NBA Live 16, the ring is far away – try
The tunnel in which the NBA Live series has gone into seems to have no alternative outlets. After the NBA Elite mess, or the attempted reinterpretation of the brand that actually led to a stalemate, EA’s basketball series has no longer been able to recover and from being an honest alternative to NBA 2K has passed to represent one of the most sensational fiascos for the US publisher.
While NBA Live 14 was undoubtedly one of the worst launch games on Xbox One and PlayStation 4, NBA Live 15 managed to improve the situation a little, but failed to come close to NBA 2K15. At E3 this year we got our hands on a very preliminary version of NBA Live 16, which will hit stores on September 29 with the explosive Russel Westbrook on the cover.
In EA’s intentions, this year the main novelty is given by the greater expressive control of the player, both through a better functionality of the GameFace, the option that allows you to digitize and import your face into the game editor, and through a series of commands that should help him on the parquet to understand and decide what are the best actions to perform to score.
Let’s hope that Westbrook’s disastrous season, which failed to enter the playoffs, doesn’t bode badly.
We do not express ourselves on the potential of GameFace: the demo shown on the stage of the pre-E3 conference was spectacular, but not having tried it directly, we prefer not to get unbalanced.
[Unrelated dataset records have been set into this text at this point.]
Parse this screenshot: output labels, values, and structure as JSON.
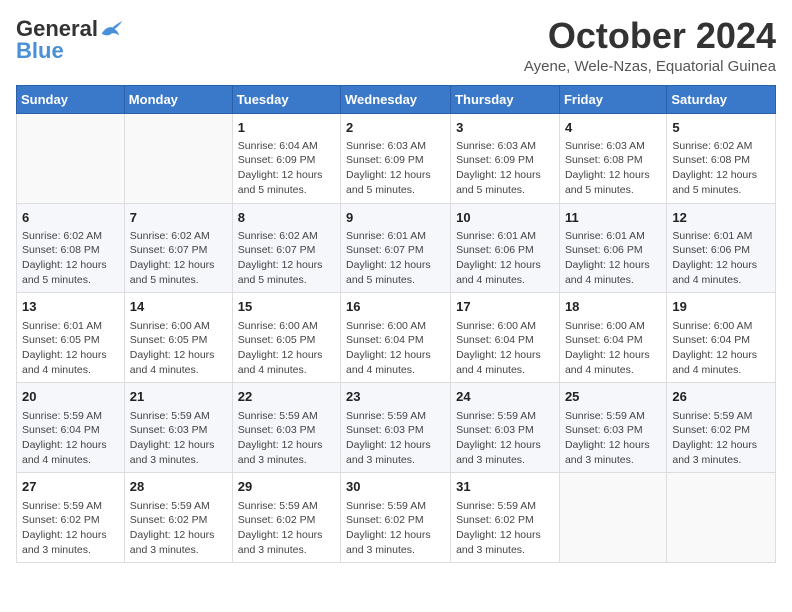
{
  "header": {
    "logo_general": "General",
    "logo_blue": "Blue",
    "month_title": "October 2024",
    "location": "Ayene, Wele-Nzas, Equatorial Guinea"
  },
  "days_of_week": [
    "Sunday",
    "Monday",
    "Tuesday",
    "Wednesday",
    "Thursday",
    "Friday",
    "Saturday"
  ],
  "weeks": [
    [
      {
        "day": "",
        "content": ""
      },
      {
        "day": "",
        "content": ""
      },
      {
        "day": "1",
        "content": "Sunrise: 6:04 AM\nSunset: 6:09 PM\nDaylight: 12 hours and 5 minutes."
      },
      {
        "day": "2",
        "content": "Sunrise: 6:03 AM\nSunset: 6:09 PM\nDaylight: 12 hours and 5 minutes."
      },
      {
        "day": "3",
        "content": "Sunrise: 6:03 AM\nSunset: 6:09 PM\nDaylight: 12 hours and 5 minutes."
      },
      {
        "day": "4",
        "content": "Sunrise: 6:03 AM\nSunset: 6:08 PM\nDaylight: 12 hours and 5 minutes."
      },
      {
        "day": "5",
        "content": "Sunrise: 6:02 AM\nSunset: 6:08 PM\nDaylight: 12 hours and 5 minutes."
      }
    ],
    [
      {
        "day": "6",
        "content": "Sunrise: 6:02 AM\nSunset: 6:08 PM\nDaylight: 12 hours and 5 minutes."
      },
      {
        "day": "7",
        "content": "Sunrise: 6:02 AM\nSunset: 6:07 PM\nDaylight: 12 hours and 5 minutes."
      },
      {
        "day": "8",
        "content": "Sunrise: 6:02 AM\nSunset: 6:07 PM\nDaylight: 12 hours and 5 minutes."
      },
      {
        "day": "9",
        "content": "Sunrise: 6:01 AM\nSunset: 6:07 PM\nDaylight: 12 hours and 5 minutes."
      },
      {
        "day": "10",
        "content": "Sunrise: 6:01 AM\nSunset: 6:06 PM\nDaylight: 12 hours and 4 minutes."
      },
      {
        "day": "11",
        "content": "Sunrise: 6:01 AM\nSunset: 6:06 PM\nDaylight: 12 hours and 4 minutes."
      },
      {
        "day": "12",
        "content": "Sunrise: 6:01 AM\nSunset: 6:06 PM\nDaylight: 12 hours and 4 minutes."
      }
    ],
    [
      {
        "day": "13",
        "content": "Sunrise: 6:01 AM\nSunset: 6:05 PM\nDaylight: 12 hours and 4 minutes."
      },
      {
        "day": "14",
        "content": "Sunrise: 6:00 AM\nSunset: 6:05 PM\nDaylight: 12 hours and 4 minutes."
      },
      {
        "day": "15",
        "content": "Sunrise: 6:00 AM\nSunset: 6:05 PM\nDaylight: 12 hours and 4 minutes."
      },
      {
        "day": "16",
        "content": "Sunrise: 6:00 AM\nSunset: 6:04 PM\nDaylight: 12 hours and 4 minutes."
      },
      {
        "day": "17",
        "content": "Sunrise: 6:00 AM\nSunset: 6:04 PM\nDaylight: 12 hours and 4 minutes."
      },
      {
        "day": "18",
        "content": "Sunrise: 6:00 AM\nSunset: 6:04 PM\nDaylight: 12 hours and 4 minutes."
      },
      {
        "day": "19",
        "content": "Sunrise: 6:00 AM\nSunset: 6:04 PM\nDaylight: 12 hours and 4 minutes."
      }
    ],
    [
      {
        "day": "20",
        "content": "Sunrise: 5:59 AM\nSunset: 6:04 PM\nDaylight: 12 hours and 4 minutes."
      },
      {
        "day": "21",
        "content": "Sunrise: 5:59 AM\nSunset: 6:03 PM\nDaylight: 12 hours and 3 minutes."
      },
      {
        "day": "22",
        "content": "Sunrise: 5:59 AM\nSunset: 6:03 PM\nDaylight: 12 hours and 3 minutes."
      },
      {
        "day": "23",
        "content": "Sunrise: 5:59 AM\nSunset: 6:03 PM\nDaylight: 12 hours and 3 minutes."
      },
      {
        "day": "24",
        "content": "Sunrise: 5:59 AM\nSunset: 6:03 PM\nDaylight: 12 hours and 3 minutes."
      },
      {
        "day": "25",
        "content": "Sunrise: 5:59 AM\nSunset: 6:03 PM\nDaylight: 12 hours and 3 minutes."
      },
      {
        "day": "26",
        "content": "Sunrise: 5:59 AM\nSunset: 6:02 PM\nDaylight: 12 hours and 3 minutes."
      }
    ],
    [
      {
        "day": "27",
        "content": "Sunrise: 5:59 AM\nSunset: 6:02 PM\nDaylight: 12 hours and 3 minutes."
      },
      {
        "day": "28",
        "content": "Sunrise: 5:59 AM\nSunset: 6:02 PM\nDaylight: 12 hours and 3 minutes."
      },
      {
        "day": "29",
        "content": "Sunrise: 5:59 AM\nSunset: 6:02 PM\nDaylight: 12 hours and 3 minutes."
      },
      {
        "day": "30",
        "content": "Sunrise: 5:59 AM\nSunset: 6:02 PM\nDaylight: 12 hours and 3 minutes."
      },
      {
        "day": "31",
        "content": "Sunrise: 5:59 AM\nSunset: 6:02 PM\nDaylight: 12 hours and 3 minutes."
      },
      {
        "day": "",
        "content": ""
      },
      {
        "day": "",
        "content": ""
      }
    ]
  ]
}
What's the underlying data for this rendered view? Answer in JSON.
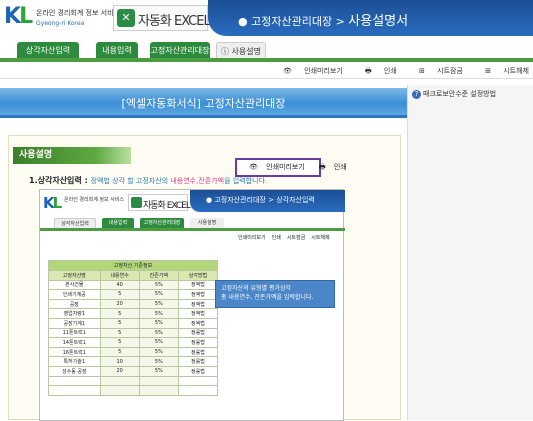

As for the game controls, well that’s another story.
The attempt is to replicate the timing of the release of NBA 2K, which is that function that allows you to decide how and when to throw the ball. On a basketball court, in fact, there are dozens of factors that can influence a shot and therefore it is up to the athlete to choose how to behave. It is not always possible to shoot feet on the ground and without scorers nearby and often the best decision, the one that guarantees a better percentage of realization, is to release the ball a little early or slightly late, to avoid the block. opponent.
In the sample of NBA players this kind of conclusions are the order of the day and in a single game you will see dozens of different ways of shooting, on hand, layup, fadeaway, dunk and we could go on for a long time. In short, every shot has a story of its own and 2K has managed on many occasions to harness all these possibilities, giving the possibility to move the ball in the air and choose what kind of movement to do. The result is the feeling of being in full control of the basketball players and therefore of the entire game.
King James is quick to say that he is the strongest in the world in this game as well.
EA’s response, at the moment, is not quite as credible. The programmers have chosen to introduce a shooting meter on each athlete’s head in order to show which is the best point to release. This, at least, in their intentions. In practice this choice slows down the action in an incredible way, because it “forces” the basketball player to assume a rigid position to start the indicator and allow the choice of the shot.
In other words, there will be no scrambled movements to go to the basket, perhaps after a contact, but the shots will always be vertical, even when you are running towards the basket. The consequence is that control never really feels in the hands of the player, and the release happens too often after the athlete has already released the button.
This not only happens with shots but also with rebounds or dribbles. The feeling is that of having a game that does not respond to commands in every position of the field, since the graphics engine must complete the animation started before it can start with the next one. The result is a series of rather credible movements (for example, the balls delivered into the hands of the teammate after a block are beautiful) but often disconnected from the context of the match.
The GameFace shown at E3 seems to work pretty well. But we will have to try it before expressing ourselves fully.
The FIFA series had introduced a few years ago the ability to sweep the animations into shorter parts and we believe the team of NBA Live 16 must quickly take a cue from his older brother to get back on track.
The first impact with this new edition of EA’s basketball series, therefore, was not exciting. On the one hand for the problems described above, which take away from the player any possibility of controlling the team in a precise manner, on the other for the feeling of not being faced with a convincing step forward for the series, after the timid improvements recorded by NBA Live 15.
There is a possibility that the demo shown to the press was made only to show certain aspects of the game, such as the new bar to control the release or the new animations, but NBA Live still has to work hard before regaining the trust of consumers.
Buy NBA Live 16 from Amazon